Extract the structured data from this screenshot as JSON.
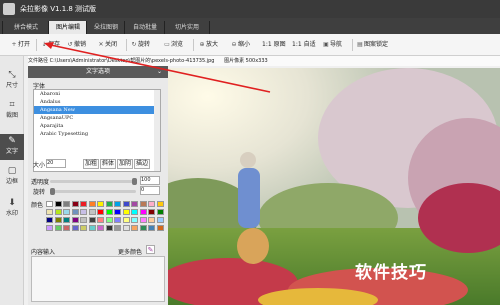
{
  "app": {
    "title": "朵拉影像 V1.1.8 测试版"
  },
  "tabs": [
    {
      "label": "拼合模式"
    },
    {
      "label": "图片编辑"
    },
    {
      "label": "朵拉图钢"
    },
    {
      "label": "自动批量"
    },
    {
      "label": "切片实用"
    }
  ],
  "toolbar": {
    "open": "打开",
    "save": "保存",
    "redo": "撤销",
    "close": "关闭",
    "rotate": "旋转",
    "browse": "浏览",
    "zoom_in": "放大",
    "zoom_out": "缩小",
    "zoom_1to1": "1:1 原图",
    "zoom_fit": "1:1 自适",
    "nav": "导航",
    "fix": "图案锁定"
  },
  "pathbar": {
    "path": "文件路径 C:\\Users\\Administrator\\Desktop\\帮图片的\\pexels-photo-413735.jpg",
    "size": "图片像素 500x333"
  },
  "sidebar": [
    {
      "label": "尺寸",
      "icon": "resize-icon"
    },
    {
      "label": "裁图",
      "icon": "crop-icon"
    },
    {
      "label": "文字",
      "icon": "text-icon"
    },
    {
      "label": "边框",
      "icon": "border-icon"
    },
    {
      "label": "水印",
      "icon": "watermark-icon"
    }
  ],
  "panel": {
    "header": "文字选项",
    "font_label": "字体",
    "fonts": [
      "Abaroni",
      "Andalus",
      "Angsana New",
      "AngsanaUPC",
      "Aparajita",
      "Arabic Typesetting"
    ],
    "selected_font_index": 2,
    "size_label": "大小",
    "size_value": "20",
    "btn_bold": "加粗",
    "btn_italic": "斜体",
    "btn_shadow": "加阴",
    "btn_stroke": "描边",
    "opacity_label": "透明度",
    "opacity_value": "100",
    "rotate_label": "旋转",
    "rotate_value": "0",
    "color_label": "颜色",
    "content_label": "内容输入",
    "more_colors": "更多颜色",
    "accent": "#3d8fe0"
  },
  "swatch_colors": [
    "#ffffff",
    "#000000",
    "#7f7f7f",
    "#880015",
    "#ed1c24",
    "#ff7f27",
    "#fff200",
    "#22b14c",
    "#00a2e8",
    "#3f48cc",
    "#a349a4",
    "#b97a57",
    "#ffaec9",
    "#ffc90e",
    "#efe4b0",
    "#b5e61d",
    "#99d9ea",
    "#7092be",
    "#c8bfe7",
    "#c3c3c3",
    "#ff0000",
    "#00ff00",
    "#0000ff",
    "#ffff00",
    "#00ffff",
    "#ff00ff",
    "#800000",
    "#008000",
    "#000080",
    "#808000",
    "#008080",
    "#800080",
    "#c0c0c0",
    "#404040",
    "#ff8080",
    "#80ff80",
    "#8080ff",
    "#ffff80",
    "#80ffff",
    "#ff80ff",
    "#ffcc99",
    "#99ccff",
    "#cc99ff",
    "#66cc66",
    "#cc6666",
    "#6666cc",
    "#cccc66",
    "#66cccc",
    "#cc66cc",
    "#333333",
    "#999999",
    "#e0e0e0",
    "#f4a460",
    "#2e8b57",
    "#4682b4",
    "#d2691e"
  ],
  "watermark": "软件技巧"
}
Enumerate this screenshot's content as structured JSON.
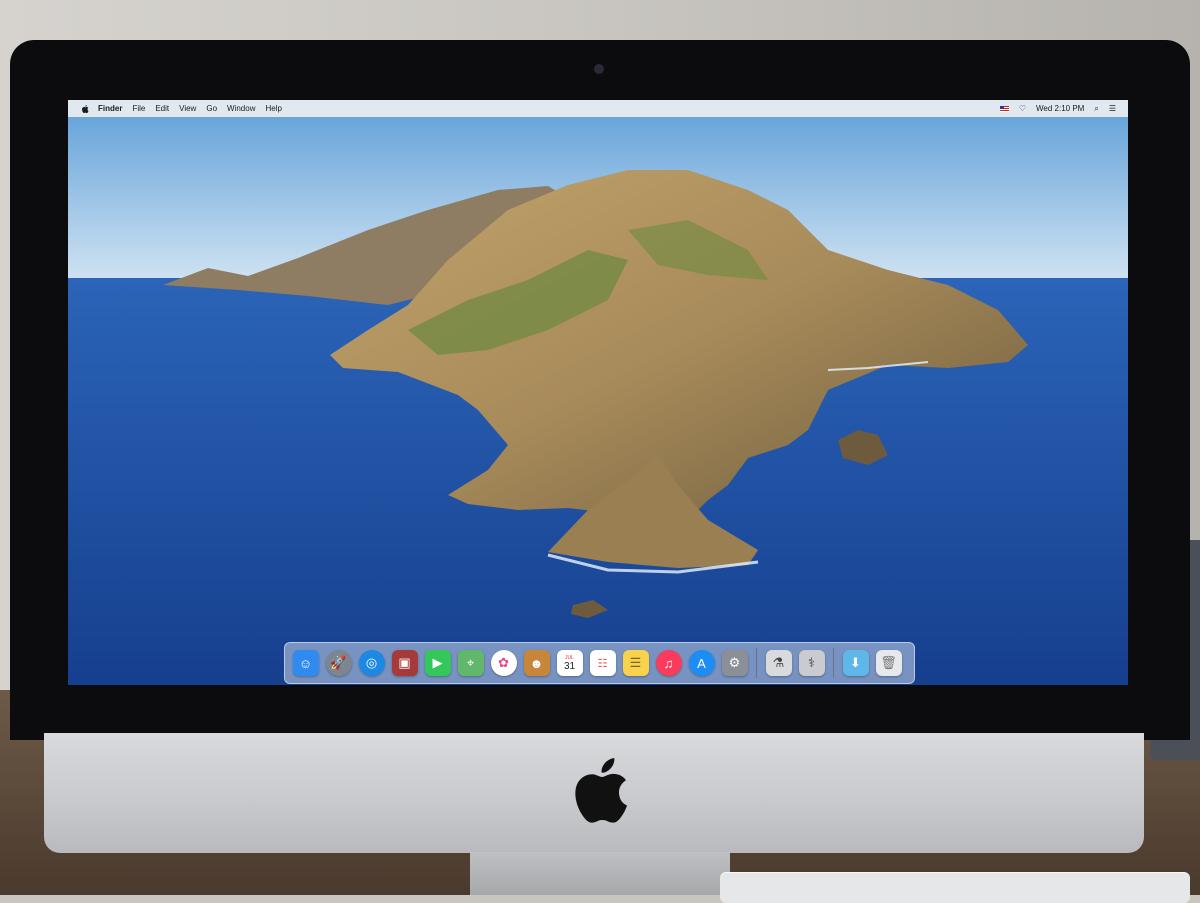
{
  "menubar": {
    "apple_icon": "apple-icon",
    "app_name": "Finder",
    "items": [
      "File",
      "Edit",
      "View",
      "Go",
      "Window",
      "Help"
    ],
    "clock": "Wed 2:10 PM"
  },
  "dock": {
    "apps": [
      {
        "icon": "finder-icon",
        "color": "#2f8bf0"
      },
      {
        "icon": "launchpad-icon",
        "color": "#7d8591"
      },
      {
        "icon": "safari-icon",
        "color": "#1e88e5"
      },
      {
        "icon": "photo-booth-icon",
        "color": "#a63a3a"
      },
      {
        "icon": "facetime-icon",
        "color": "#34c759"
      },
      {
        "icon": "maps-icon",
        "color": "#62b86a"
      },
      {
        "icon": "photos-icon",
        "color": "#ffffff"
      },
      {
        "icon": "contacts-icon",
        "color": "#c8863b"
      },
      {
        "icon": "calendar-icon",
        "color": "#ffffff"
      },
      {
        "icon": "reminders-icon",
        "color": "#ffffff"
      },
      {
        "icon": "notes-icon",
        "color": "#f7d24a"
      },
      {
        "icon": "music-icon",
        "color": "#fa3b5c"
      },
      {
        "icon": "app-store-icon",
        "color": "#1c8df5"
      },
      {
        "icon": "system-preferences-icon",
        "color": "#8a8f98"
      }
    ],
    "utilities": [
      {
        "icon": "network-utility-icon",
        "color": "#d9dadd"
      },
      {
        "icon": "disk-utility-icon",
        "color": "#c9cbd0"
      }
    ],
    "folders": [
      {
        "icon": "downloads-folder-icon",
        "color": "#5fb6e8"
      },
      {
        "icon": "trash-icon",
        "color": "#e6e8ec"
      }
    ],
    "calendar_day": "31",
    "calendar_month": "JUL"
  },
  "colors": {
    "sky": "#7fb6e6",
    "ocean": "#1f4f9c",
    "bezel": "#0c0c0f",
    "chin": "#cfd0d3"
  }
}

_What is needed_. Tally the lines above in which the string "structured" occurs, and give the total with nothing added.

_Solution to this task_. 2